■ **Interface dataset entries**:
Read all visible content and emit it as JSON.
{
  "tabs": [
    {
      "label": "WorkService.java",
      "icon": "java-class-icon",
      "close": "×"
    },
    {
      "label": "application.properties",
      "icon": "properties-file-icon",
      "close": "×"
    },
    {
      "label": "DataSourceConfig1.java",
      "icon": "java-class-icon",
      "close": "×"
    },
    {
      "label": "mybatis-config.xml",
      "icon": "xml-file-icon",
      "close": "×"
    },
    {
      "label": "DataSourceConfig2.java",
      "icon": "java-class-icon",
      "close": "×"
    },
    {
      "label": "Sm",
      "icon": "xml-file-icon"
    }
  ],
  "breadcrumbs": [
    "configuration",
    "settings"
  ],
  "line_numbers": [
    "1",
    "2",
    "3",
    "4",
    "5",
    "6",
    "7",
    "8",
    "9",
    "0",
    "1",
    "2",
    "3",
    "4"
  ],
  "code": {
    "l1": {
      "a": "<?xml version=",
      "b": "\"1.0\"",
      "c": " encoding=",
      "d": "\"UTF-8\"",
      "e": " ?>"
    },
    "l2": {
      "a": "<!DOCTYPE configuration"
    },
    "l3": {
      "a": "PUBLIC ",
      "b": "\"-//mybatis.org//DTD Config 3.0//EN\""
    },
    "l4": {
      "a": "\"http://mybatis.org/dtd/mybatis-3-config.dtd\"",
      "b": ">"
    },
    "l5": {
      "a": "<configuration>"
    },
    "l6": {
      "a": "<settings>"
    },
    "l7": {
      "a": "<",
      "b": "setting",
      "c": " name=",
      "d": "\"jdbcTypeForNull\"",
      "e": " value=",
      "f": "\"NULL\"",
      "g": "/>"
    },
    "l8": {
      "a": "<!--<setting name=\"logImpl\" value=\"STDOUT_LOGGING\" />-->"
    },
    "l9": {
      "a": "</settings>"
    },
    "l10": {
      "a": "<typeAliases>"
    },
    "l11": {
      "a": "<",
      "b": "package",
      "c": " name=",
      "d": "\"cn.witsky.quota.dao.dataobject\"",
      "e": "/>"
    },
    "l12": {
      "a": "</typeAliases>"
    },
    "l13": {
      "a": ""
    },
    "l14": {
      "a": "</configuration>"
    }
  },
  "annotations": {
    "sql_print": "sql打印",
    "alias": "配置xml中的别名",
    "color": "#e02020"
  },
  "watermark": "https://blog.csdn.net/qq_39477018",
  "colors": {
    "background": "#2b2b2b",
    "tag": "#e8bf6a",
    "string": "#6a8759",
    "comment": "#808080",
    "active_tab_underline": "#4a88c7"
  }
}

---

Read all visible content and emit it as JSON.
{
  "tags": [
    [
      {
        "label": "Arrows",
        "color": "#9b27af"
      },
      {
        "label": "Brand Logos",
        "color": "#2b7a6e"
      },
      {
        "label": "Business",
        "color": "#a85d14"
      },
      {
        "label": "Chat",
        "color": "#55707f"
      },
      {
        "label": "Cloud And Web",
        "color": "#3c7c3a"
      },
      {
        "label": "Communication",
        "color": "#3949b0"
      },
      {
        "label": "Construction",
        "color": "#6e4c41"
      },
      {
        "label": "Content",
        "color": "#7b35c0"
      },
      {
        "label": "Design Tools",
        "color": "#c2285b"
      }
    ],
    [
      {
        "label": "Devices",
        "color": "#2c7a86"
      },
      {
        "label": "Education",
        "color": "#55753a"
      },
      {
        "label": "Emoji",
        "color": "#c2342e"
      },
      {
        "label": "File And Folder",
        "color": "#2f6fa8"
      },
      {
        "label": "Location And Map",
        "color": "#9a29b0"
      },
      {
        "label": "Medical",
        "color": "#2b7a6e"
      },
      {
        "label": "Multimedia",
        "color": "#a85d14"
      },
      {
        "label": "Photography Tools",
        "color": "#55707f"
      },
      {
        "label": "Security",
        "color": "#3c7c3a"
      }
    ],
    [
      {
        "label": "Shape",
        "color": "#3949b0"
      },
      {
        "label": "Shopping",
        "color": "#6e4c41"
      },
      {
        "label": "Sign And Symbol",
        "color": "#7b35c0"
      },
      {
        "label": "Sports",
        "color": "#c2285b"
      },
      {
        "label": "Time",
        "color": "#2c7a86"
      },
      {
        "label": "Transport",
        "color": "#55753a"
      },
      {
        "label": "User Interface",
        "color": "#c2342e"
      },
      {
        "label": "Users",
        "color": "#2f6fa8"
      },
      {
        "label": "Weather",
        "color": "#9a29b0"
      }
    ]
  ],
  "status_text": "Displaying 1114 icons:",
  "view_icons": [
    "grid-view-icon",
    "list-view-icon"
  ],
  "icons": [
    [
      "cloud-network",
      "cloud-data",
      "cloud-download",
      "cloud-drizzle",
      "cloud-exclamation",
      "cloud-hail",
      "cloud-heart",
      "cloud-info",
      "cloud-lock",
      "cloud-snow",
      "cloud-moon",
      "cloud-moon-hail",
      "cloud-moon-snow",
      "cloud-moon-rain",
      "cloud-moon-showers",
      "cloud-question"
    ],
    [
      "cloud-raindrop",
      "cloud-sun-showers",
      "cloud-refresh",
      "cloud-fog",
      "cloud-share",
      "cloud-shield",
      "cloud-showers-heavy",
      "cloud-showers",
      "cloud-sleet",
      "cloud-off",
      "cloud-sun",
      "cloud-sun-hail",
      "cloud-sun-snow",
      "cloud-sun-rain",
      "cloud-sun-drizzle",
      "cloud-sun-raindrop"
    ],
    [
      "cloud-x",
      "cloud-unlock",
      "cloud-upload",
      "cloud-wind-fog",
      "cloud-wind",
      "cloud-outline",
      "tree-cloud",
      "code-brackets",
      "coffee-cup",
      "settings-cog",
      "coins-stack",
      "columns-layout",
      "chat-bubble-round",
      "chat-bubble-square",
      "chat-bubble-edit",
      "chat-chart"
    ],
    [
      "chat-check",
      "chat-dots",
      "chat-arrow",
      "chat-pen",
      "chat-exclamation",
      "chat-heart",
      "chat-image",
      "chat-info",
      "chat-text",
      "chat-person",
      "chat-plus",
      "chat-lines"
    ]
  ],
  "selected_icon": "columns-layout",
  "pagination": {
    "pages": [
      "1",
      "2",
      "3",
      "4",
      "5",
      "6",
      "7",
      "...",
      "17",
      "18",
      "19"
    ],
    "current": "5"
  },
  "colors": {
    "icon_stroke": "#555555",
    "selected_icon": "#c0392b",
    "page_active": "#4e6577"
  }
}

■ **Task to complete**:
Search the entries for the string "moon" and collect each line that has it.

■ **Exercise answer**:
      "cloud-moon",
      "cloud-moon-hail",
      "cloud-moon-snow",
      "cloud-moon-rain",
      "cloud-moon-showers",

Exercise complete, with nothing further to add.